Just in the last twenty years or so, potential Feng Shui students have come across schools which identify themselves as “Traditional” or “Classical” versus some other schools, such as “western Feng Shui” or other clever descriptions. And some of these misnomers make it appear that if you are not studying the “modernized” versions of Feng Shui that somehow you will be lacking in the ability to discern and apply these ancient teachings in a modern context.
Nothing could be further from the truth, so long as the consultant has had ample training in the traditional methodology. And that is the ironic twist because many so-called modern schools generally do not provide their students with the deeper and more accurate ways to diagnose a building, house or natural landscape. In contrast, the traditional or classical schools are so complex, sophisticated and nuanced, that they really can make a claim that Feng Shui is a natural science as much as a metaphysical practice. And yet it is this level of study which has been daunting enough to keep the majority of Feng Shui practitioners away from studying the Real McCoy. This is why the other camp now frequently calls itself “Chinese Feng Shui” because they want to be identified with the authentic origins of this practice.

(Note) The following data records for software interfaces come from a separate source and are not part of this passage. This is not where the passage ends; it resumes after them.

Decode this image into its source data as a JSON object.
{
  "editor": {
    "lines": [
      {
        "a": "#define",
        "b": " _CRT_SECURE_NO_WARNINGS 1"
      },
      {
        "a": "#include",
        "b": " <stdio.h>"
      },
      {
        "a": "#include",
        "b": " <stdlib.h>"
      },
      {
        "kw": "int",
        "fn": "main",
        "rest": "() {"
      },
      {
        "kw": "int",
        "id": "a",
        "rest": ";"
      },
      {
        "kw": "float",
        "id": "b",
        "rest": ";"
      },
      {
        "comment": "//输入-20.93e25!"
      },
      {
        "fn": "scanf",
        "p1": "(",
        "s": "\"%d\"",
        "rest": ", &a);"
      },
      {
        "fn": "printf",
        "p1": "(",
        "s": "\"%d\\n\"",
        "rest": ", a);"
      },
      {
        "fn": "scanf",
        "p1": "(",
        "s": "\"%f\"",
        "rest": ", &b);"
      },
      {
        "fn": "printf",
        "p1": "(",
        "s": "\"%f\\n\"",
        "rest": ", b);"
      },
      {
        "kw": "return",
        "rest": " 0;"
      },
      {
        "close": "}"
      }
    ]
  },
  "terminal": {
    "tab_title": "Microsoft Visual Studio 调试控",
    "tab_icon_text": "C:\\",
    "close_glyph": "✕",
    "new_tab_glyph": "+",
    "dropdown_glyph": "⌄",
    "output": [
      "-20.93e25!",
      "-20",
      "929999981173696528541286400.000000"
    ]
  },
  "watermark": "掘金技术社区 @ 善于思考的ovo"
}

And still, one has to scrutinize the training of any consultant, since some “Chinese” practitioners use the term just for marketing purposes when they are dispensing little more than a big bag of folk beliefs. Another term that was not used 20+ years ago (because it seemed too technical) is “Xuan Kong Fei Xing Flying Star” school, as this lets consumers know that the practitioner uses a compass and factors in the changing influences of time, so critical to a proper analysis.
This peculiar practice of homogenizing information exists in other esoteric arts as well, such as Yoga. For many years I practiced something called Kundalini Yoga, which is not an ancient art form, rather a style that was created by one man (which he trademarked) and brought to the United States in 1969. This style of yoga blends some of the traditional Hatha Yoga postures with the breathing techniques from Pranayama Yoga and also includes meditation focal points from Raja and Mantra Yoga. Fast forward 40 years later and we have people now blending yoga with other forms of exercise, martial arts and coming up with crafty names like “Power Yoga.”
It is true that in ancient times there was no such thing as a garage to park your car in. And it is true that a thousand years ago a Feng Shui master would not be advising an internet company or any technology business on how to best set up their offices. But the very heart of Yin-Yang theory gets down to the math of zeros and ones and the DNA of our being, so these classical principles are as applicable to any modern environment, anywhere, as they were hundreds or thousands of years ago. In fact, it is easier today to use those traditional methods in an even more exacting way, thanks to technology.
Over the years I have heard really pitiful excuses for a practitioner not using a compass or preferring a westernized adaptation of Feng Shui that can be learned in an afternoon, as if it were superior or more relevant to our current times. But when people choose to learn the classical material they always are in awe and they embrace it since it is so much more accurate. They almost never go back to the more simplified New Age methods as it wouldn’t be possible to do that with a clear conscience.
Author: Kartar Diamond
Company: Feng Shui Solutions ®
From the Feng Shui History and Culture Blog Series